Clearly, there are benefits to following impulses as evidenced by the fact that nearly everyone experiences them occasionally. Our brains have limited ability to focus and we can’t pay attention to everything around us all at once so we must be disciplined to keep our mind centered on our goal. However, many have shared that some distractions actually calm their mind, giving a mental second-wind. Others use mind-less distractions to help them cope with physical, mental and emotional pain.
Classes are a type of helpful distraction verified by the following quotes: “I would be willing to walk if I had a partner,” I’d bike with someone or a group,” or “I can’t get motivated to exercise alone but going to aerobics or aquatics class makes it easier”. Soft-hearted Feelers usually prefer to have another person or two to accompany them. I remember when Jim and I played early-morning golf running into a friend who was walking the course alone. He’s an Introverted Thinking Intuitive in competition with himself, preferring silence and swiftness. So, knowing your personality type explains why you prefer or don’t prefer to do things alone.
Having a measure of control on distractions that inevitably cause us to rush to work, school or put pressure on our children is very wise. But at the same time, we want to respect our impulses and be open to commit to the extra time required if it doesn’t adversely affect another. We want to resist being daredevils in following wild impulses willy nilly, as Mom used to say. Or throwing caution to the wind, was another descriptive phrase I recall from childhood.
Factoring breaks into intense book work, writing, and other mentally and physically exhausting jobs relaxes and energizes the brain. I practice moving away from my computer every 45 minutes to take a brief walk, drink water and enjoy a snack.
Don’t underestimate the depth of importance of unplanned meetings and following impulses. Regimens are essential for our physical well-being, but impressions, urges and impulses are also essential to our emotional and spiritual growth. It is reasonable to conclude that Structured people are wise to be willing to put their schedules aside at times and the Spontaneous crowd to draw a little tighter rein on their discretionary time. But a major lesson is for all of us to be more generous with our time and to always be aware of those we meet or think about and encourage those who are having a difficult or sad time.

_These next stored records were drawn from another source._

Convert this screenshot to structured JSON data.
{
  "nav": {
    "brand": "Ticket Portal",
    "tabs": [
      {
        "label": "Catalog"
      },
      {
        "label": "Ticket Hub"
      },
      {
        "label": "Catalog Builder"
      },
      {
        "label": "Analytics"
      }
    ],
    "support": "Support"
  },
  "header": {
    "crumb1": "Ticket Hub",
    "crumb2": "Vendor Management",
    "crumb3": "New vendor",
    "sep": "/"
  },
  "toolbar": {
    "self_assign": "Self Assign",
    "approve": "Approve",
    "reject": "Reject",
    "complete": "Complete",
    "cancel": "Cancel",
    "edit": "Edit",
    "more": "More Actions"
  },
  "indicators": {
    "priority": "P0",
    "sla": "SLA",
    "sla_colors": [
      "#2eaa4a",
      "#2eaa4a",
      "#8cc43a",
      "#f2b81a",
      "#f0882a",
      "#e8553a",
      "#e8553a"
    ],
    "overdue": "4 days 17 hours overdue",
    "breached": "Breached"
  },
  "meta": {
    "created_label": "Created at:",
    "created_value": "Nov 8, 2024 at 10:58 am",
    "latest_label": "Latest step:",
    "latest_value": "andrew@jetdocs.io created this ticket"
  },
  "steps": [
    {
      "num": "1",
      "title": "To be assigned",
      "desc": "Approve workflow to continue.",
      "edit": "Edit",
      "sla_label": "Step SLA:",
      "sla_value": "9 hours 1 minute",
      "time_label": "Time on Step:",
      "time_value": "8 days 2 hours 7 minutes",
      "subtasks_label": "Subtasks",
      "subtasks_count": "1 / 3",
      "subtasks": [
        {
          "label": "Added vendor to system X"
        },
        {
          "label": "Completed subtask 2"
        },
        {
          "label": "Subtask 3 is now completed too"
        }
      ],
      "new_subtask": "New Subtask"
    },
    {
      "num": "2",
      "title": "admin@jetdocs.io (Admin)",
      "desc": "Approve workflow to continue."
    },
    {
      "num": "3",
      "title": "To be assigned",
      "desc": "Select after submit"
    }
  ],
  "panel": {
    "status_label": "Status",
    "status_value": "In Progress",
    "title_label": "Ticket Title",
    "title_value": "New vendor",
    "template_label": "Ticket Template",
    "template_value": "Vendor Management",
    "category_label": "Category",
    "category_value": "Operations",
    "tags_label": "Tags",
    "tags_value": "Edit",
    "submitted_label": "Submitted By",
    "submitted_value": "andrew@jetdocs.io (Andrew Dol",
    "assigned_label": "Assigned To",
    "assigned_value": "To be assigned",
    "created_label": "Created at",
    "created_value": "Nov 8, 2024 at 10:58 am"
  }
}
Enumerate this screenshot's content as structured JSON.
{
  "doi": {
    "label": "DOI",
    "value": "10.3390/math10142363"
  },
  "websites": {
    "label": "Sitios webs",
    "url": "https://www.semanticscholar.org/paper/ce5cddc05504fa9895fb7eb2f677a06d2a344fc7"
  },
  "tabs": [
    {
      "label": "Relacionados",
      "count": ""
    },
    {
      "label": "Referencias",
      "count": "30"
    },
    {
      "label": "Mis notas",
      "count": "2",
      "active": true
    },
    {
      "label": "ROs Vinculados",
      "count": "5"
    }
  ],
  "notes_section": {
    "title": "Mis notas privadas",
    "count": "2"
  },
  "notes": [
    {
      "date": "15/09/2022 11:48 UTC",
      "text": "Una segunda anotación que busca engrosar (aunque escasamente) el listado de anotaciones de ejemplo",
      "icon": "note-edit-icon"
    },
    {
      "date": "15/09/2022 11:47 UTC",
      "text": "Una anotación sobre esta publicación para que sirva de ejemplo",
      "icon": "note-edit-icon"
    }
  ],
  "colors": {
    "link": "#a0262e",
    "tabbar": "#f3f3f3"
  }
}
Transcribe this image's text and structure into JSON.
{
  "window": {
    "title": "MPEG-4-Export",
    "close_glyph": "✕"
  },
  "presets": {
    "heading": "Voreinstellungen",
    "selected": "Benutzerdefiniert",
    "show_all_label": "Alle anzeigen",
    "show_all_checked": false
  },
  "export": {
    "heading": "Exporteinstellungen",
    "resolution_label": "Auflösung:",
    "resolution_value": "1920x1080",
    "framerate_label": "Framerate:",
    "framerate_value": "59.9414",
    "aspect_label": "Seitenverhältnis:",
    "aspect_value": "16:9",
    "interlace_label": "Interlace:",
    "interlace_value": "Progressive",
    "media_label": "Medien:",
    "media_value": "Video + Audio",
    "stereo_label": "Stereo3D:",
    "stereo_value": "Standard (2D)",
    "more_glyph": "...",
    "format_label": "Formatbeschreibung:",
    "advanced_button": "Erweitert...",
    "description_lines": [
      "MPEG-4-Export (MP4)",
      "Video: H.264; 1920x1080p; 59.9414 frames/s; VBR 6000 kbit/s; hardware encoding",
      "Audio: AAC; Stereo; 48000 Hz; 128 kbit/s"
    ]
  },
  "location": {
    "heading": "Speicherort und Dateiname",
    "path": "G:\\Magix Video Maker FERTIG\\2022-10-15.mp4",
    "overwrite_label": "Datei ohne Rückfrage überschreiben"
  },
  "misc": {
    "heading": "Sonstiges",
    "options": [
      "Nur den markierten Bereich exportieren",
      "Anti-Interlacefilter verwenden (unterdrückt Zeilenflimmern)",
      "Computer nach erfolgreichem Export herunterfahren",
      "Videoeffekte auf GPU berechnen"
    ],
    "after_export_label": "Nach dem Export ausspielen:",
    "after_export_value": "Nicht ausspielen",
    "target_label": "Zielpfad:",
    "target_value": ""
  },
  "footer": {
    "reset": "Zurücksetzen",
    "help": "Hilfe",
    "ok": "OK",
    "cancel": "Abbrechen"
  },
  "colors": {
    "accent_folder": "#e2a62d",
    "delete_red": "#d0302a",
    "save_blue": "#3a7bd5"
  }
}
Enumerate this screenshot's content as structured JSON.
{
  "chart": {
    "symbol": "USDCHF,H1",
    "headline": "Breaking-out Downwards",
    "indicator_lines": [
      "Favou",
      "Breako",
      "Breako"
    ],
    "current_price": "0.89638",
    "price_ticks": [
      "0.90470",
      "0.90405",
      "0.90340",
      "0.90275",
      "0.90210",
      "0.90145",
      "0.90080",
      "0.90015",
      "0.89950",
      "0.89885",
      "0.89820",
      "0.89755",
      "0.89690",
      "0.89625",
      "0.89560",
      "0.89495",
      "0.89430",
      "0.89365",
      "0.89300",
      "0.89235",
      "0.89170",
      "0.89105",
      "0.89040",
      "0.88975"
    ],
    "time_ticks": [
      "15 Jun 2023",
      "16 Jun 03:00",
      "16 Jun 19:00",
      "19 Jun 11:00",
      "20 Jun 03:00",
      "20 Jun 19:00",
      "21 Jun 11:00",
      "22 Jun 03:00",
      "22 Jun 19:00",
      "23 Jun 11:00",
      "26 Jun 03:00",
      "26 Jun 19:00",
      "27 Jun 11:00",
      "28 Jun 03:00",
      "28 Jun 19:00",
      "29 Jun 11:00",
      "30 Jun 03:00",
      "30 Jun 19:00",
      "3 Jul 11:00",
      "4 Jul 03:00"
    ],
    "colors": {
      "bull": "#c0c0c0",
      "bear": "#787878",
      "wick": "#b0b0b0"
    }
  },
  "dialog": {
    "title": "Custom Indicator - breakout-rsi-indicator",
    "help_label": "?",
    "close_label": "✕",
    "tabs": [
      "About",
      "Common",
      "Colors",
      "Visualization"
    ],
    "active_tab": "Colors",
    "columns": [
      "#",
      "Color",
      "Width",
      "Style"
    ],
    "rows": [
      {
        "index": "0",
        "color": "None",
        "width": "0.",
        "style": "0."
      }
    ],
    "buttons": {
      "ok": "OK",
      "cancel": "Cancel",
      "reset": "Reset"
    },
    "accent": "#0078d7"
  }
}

For we are God’s workmanship, created in Christ Jesus to do good works which God prepared in advance for us to do. Eph. 2:10. And whatever you do, whether in word or deed, do it all in the name of the Lord Jesus, giving thanks to God the Father through him. Col. 3:17